Here’s another look at arpeggios and how you can use them to navigate yourself through some changes. Most of this, as in the first example I did, HERE, relates to what I’ve learned from playing Gypsy Jazz & Swing music, but you can apply the concepts to anything. Unfortunately, I don’t have time to tab these examples out like I did before, but I play most of them very slowly, so you should be able to pick up what I’m doing. If you can’t, download audacity and record all of them and slow them down even further. If you have trouble at the speed I’m playing, you’re probably just getting into this stuff, so it helps to hear it slow, play it slow and get your ear accustomed to what’s going on.
The video is pretty self-explanatory. All of these arps are over a typical 2-5-1 progression. You can find these throughout jazz and popular music songs and it’s very important to learn a whole lot of ways to navigate them well. It’s possible to use scales — you can use all of the notes of the “C” scale and just time them right so you are hitting the notes that correspond to the changing chords — or you can play a different scale or mode over each. I had originally planned to do some of that for this video, but time is a factor, so hopefully I can add to this soon. Gypsy-Jazz players use arpeggios or licks in a lot of these situations, so that’s what’s on this movie.
Segment one is just mean playing over a few simple examples of the chord progression — Dm7 – G7 – Cmaj. Of course this also means colored variations of those chords like Dmin9 — G7b9 — C6/9 etc, etc. There are a few sites in my links section which will show you the fingerings for these chords if they are unfamiliar.
Segment two is a Dmin run into a Ab half-diminished (diminished run to the C root. All of the Gypsy players use this A LOT and you should definitely try to work this thinking into your playing.
Segment three is a very “IN” sounding run that cycles over the chords. I play the progression right after and then play the run again. Do you hear how you can hear the chords without any backing track on the run. That is effective “outlining” and this is a very simple and solid type way to do that.
Segment four uses a tritone substitution in place of the G7. The tritone of any not is it’s flatted 5th, which for G is Db. Moving chromatically from Dm to C, the not in the middle is, of course, Db, so if you play a Dm run into a Db run into C, no matter what the rhythm does, it will work. Cool eh?
Segment five is an open position Dm run into a G altered scale that is whole-toned in nature. It gives it a kind of weird impressionist kind of vibe or something. The whole-tone scale is another tool that Django Reinhardt, Romane and many GJ players use all of the time.
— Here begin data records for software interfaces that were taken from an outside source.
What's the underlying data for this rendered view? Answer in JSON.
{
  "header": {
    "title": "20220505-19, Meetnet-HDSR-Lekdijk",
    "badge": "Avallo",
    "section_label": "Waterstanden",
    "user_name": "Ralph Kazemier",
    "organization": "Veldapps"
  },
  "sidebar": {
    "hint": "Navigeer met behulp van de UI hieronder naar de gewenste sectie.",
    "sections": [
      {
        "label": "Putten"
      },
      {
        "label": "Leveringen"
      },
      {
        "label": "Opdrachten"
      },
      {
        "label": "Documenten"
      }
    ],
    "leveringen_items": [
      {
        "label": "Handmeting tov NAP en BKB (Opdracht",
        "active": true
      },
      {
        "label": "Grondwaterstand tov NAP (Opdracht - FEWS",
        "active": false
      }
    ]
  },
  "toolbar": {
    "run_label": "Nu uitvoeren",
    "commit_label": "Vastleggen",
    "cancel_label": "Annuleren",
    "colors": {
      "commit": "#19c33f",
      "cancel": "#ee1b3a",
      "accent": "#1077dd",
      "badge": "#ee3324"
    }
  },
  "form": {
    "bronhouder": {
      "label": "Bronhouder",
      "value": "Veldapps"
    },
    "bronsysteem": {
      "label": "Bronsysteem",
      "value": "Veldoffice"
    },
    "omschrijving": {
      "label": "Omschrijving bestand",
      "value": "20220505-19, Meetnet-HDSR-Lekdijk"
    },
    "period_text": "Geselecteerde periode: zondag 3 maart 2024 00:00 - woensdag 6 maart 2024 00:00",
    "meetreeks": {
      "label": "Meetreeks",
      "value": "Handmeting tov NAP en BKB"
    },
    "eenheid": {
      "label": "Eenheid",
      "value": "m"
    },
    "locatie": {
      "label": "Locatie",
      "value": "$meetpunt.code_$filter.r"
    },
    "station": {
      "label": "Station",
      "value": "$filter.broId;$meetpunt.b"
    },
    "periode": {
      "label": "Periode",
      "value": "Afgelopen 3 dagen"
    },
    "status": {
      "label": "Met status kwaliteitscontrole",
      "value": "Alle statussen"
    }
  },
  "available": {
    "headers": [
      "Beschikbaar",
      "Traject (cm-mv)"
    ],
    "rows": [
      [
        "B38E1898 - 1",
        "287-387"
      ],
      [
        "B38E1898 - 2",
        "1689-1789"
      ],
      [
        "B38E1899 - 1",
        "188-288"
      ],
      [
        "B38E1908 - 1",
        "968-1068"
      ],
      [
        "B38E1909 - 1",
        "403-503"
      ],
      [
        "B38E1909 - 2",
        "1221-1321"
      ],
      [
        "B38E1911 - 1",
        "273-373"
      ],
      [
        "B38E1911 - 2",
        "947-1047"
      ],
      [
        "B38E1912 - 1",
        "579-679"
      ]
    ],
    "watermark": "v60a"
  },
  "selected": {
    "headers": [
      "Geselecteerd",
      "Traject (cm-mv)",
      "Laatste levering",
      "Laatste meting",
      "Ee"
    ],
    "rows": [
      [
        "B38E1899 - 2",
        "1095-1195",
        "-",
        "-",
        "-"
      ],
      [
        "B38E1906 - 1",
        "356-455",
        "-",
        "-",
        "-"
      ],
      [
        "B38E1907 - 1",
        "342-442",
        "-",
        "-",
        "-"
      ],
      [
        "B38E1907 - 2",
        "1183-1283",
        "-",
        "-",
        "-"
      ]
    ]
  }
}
Segment six is a variation on segment five, making use of open strings and moving up the neck to end on the E note, which is the 3rd of “C.” It’s hip to try to end your runs on notes like the 3rd, the 5th, the 9th, or whatever sounds good for the situation or vibe you’re trying to get across. You don’t HAVE to end on the root.
Segment seven contains a couple of runs that are similar to ones I’ve just explained only higher on the fretboard. The second one is a favorite lick in the style of Stochelo Rosenberg.
Segment eight contains two licks…it’s just going for it and having nice phrasing while playing on only a couple of strings.
The last two are just things I was doing on the fly and this is what YOU should do. Start making up your own. There are literally a million different ways to play over a figure like this and you can mix and match everything you know and whatever you come up with on the spot. Of course, you have to be able to do this in every key and when you get to that point, playing will be a whole lotta fun!